• 90.
What is the meaning of the frequency 127.8 in the oval window, found on theradionavigational chart near Rijeka airport and approximately 45 NM east of NDB KO? (figure 16)
• A.

• B.

(2) Terminal Control Zagreb.

• C.

(3) ATIS Zagreb.

• D.

(4) VOLMET Zagreb.

• 91.
When flying in the vicinity of Klagenfurt airport, a pilot will normally obtain a meteo datafor the surrounding airports by (figure 16)
• A.

(1) listening to the voice transmittion of the VOR KFT.

• B.

(2) questioning Klagenfurt Tower.

• C.

• D.

(4) listening to the VOLMET broadcast at frequency 122.27 MHz.

• 92.
When flying in the vicinity of island Cres, a pilot will normally obtain a meteo data by (figure 16)
• A.

(1) listening on the frequency 127.8 MHz.

• B.

(2) calling Control/Radar Zagreb on the frequency 124.8 MHz or 129.65 MHz.

• C.

(3) calling Rijeka Tower or Pulj Tower.

• 93.
Waypoints data in a GPS database (with the exception of users waypoints) could beupdated by
• A.

(1) a respective software house only.

• B.

(2) a pilot, however when in-flight only.

• C.

(3) a pilot on ground only, when the device is stationary.

• 94.
A CDI deviation needle on the GPS electronic screen in the cockpit shows a deviationfrom the desired track in
• A.

(1) arc degrees.

• B.

(2) arc degrees or distance units, depends on pilot's discretion.

• C.

(3) distance units.

• 95.
Similarly to a VOR, the accuracy of a GPS in great extend depends on the distance tothe point selected.
• A.

(1) True.

• B.

(2) False.

• 96.
A GPS leads an aircraft on route along
• A.

(1) great circle. (Shortest distance)

• B.

(2) passive curve.

• C.

• D.

(4) rhumb line.

• 97.
Which directions are normally selected when setting a GPS?
• A.

(1) True directions.

• B.

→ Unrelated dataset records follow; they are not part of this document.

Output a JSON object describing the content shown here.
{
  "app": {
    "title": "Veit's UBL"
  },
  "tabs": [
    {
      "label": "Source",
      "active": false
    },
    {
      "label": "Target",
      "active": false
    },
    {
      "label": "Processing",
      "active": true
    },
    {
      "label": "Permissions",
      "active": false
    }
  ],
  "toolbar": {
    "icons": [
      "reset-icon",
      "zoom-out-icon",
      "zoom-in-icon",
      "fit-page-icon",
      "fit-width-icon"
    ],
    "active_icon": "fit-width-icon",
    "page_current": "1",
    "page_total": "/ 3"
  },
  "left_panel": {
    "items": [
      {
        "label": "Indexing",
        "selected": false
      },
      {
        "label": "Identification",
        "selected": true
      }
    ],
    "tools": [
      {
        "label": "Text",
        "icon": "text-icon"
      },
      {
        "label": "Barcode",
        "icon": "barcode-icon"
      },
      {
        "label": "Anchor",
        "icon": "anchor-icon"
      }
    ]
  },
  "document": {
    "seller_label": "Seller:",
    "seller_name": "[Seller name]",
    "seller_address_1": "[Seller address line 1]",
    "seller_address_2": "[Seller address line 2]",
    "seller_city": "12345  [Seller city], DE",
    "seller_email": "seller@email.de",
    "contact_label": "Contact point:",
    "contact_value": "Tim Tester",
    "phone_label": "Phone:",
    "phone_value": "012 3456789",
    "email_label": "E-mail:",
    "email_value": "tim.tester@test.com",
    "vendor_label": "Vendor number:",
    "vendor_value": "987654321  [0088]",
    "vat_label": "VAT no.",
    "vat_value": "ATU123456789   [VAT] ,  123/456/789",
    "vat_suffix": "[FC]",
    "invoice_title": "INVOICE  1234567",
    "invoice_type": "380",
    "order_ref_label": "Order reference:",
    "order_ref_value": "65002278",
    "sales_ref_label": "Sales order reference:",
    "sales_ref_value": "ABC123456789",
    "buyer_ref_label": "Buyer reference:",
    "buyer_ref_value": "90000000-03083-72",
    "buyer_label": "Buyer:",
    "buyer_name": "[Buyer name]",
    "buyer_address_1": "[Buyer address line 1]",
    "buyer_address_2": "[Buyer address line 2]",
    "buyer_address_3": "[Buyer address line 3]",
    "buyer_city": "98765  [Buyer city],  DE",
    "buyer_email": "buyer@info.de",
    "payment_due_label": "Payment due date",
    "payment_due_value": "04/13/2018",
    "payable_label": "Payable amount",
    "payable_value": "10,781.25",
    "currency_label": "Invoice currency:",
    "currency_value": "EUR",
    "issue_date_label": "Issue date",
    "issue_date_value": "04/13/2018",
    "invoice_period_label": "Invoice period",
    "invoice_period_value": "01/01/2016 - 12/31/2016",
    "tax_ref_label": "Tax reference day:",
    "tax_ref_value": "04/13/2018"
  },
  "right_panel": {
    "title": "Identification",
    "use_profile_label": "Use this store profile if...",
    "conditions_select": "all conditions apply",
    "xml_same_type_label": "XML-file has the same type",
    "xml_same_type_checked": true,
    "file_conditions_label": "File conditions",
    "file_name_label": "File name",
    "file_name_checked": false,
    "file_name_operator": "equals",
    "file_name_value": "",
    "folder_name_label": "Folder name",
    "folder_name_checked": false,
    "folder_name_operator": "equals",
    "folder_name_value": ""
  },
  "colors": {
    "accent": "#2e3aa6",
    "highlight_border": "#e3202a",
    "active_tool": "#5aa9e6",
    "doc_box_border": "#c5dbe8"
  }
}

(2) Compass directions.

• C.

(3) Magnetic directions.

• 98.
A GPS signal reception in great extend depends on the aircraft's altitude. This statementis
• A.

(1) true.

• B.

(2) false.

• 99.
When working with a GPS one must know that
• A.

(1) it is necessary to type in manually geographic coordinates of the aircraft's parking position.

• B.

(2) the device automatically determines the aircraft's present position in geographic coordinates.

• C.

(3) the device is able to determine navigational parameters relative only to those fixes, which are in a theoretical sight of view.

• 100.
Which map datum should be selected at GPS initialization?
• A.

(1) EUROPE.

• B.

• C.

(3) WGS84.

• 101.
Which velocity is measured in principle by every GPS instrument?
• A.

(1) True Air Speed.

• B.

(2) Ground Speed.

• C.

(3) Vertical Speed.

• D.

(4) Wind Speed.

• 102.
A GPS signal may be interrupted when transmitting on VHF frequencies
• A.

(1) 121.15 MHz, 121.17 MHz in 121.20 MHz.

• B.

(2) 131.25 MHz in 131.30 MHz.

• C.

• 103.
In a RNAV mode, the lateral deflection of the CDI indicates
• A.

(1) degrees left or right of course.

• B.

(2) statute miles left or right of course.

• C.

(3) nautical miles left or right of course.